When global warming happens, Atlantic salmon will likely be just fine. They have shown a surprisingly good capacity to adjust to warmer temperatures that are being seen with climate change.

The finding about Atlantic species adds to similar research about the heat tolerance of Pacific salmon. Scientists studied wild salmon from two European rivers. They compared a cold-water population from Norway's northern Alta River, where water temperatures have not exceeded 18 C for 30 years, with warm-water populations from France's Dordogne River, located 3,000 kilometres south, where annual water temperatures regularly exceed 20 C.

Eggs from both populations were hatched at the University of Oslo, where they were raised at 12 C or 20 C. Despite substantially different natural environments, both populations had remarkably similar capabilities when warmed.

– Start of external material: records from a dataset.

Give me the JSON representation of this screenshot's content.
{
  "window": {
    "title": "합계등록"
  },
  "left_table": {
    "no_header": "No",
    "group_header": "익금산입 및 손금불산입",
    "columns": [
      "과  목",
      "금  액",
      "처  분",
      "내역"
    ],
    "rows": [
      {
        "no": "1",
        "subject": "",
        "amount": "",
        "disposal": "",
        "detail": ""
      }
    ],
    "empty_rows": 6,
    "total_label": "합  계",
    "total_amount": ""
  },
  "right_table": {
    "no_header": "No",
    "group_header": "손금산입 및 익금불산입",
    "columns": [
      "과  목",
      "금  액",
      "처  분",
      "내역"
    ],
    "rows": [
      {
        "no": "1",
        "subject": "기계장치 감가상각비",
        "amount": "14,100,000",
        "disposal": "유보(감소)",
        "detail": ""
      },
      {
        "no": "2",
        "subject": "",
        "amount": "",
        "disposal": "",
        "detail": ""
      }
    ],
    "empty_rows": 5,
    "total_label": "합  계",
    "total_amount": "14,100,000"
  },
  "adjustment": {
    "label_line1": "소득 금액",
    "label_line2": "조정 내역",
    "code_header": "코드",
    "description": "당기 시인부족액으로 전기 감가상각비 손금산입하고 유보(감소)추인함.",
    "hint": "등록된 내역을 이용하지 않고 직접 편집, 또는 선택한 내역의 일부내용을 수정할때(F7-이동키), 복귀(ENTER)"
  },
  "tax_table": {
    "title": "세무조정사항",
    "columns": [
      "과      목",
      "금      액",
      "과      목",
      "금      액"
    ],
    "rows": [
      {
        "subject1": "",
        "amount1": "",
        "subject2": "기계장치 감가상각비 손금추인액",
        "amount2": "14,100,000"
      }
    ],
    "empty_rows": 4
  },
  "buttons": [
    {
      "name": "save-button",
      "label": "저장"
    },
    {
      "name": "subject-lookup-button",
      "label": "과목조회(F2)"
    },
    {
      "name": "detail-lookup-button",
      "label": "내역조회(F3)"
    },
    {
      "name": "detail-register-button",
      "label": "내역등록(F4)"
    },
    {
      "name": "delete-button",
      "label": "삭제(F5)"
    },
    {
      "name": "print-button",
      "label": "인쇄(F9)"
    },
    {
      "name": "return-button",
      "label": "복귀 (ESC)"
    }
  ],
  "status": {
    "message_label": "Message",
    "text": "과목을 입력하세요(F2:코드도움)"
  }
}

Atlantic salmon. Credit: Gilbert van Ryckevorsel/University of Wisconsin - La Crosse

When reared at 12 C temperatures, salmon from both populations developed cardiac arrhythmias at 21 to 23 C, after a maximum heart rate of 150 beats per minute. But those raised at 20 C developed cardiac arrhythmias at a surprising 27.5 C, after the heart reached 200 beats per minute. Researchers found that increasing the fish's acclimation temperature by 8 C raised temperature tolerance by 6 C.

"The results are surprising," said Tony Farrell, Chair in Sustainable Aquaculture at the
University of British Columbia. "A fish faced with uncomfortably warm temperatures might relocate or even die if it is too extreme. Here we have evidence for warm acclimation of a commercially and culturally important fish species."